This is the simplest form of Life cover, where the life assured pays a premium to the life office, who agree to pay out a certain sum if the insured dies before a certain date. If the policyholder survives throughout the term, the policy normally lapses with no value. These policies are usually inexpensive and provide useful protection for those who would benefit from the policy proceeds, such as family members or business partners, if the policyholder dies. The proceeds could also be used to repay a mortgage or other debt.
Some protection policies also provide an investment element as well as the protection of life cover. Premiums are paid into the policy and, once the cost of insurance cover has been taken into account, money is invested, so that the policyholder or other beneficiary can benefit from an investment value, particularly if the policyholder survives to the end of the policy term.
Regular premiums are paid into the policy and when the Endowment term ends, a lump sum is paid out. Most Endowments have a life cover element, in order that the lump sum can become payable should the policyholder die during the policy term.
Whole of Life Policies

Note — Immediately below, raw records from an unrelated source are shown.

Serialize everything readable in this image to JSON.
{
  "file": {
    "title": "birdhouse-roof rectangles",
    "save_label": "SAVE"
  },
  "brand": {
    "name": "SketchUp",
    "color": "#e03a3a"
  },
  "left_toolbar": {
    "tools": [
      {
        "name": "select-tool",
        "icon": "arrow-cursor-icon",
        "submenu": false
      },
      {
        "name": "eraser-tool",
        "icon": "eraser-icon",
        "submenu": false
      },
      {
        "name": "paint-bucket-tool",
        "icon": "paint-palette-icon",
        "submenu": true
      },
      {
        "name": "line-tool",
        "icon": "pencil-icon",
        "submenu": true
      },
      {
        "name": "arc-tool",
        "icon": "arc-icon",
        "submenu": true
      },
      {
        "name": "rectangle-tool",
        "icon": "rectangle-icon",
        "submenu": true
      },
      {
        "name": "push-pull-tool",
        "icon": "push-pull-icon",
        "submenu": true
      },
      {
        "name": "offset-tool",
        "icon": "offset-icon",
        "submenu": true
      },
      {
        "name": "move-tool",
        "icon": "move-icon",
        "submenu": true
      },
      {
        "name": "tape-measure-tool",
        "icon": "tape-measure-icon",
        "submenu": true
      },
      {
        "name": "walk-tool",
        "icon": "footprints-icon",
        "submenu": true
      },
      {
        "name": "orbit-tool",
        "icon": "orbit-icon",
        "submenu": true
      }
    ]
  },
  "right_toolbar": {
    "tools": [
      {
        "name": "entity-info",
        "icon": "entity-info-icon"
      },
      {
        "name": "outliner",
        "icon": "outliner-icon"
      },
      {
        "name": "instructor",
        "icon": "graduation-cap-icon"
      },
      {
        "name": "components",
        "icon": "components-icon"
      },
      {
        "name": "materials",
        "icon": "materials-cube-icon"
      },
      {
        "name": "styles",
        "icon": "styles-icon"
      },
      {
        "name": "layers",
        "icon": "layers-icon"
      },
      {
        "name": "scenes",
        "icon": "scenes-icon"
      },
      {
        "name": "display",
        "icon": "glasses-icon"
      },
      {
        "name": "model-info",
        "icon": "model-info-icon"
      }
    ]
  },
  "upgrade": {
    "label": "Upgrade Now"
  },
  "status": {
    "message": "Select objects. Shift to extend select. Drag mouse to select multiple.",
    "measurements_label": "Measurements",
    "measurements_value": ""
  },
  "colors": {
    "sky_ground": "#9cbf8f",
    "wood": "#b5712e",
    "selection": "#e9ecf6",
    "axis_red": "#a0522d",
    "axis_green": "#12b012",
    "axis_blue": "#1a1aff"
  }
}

These can be similar to Term Assurance, except that the policy is designed to provide life cover for the whole of the insured's life rather than just a set term. Whole of Life policies are more expensive than Term Assurance policies, because the company is sure that there will be a claim at some point. These policies are designed to protect estates and businesses, where liabilities may be of a long term nature, such as potential inheritance tax (IHT).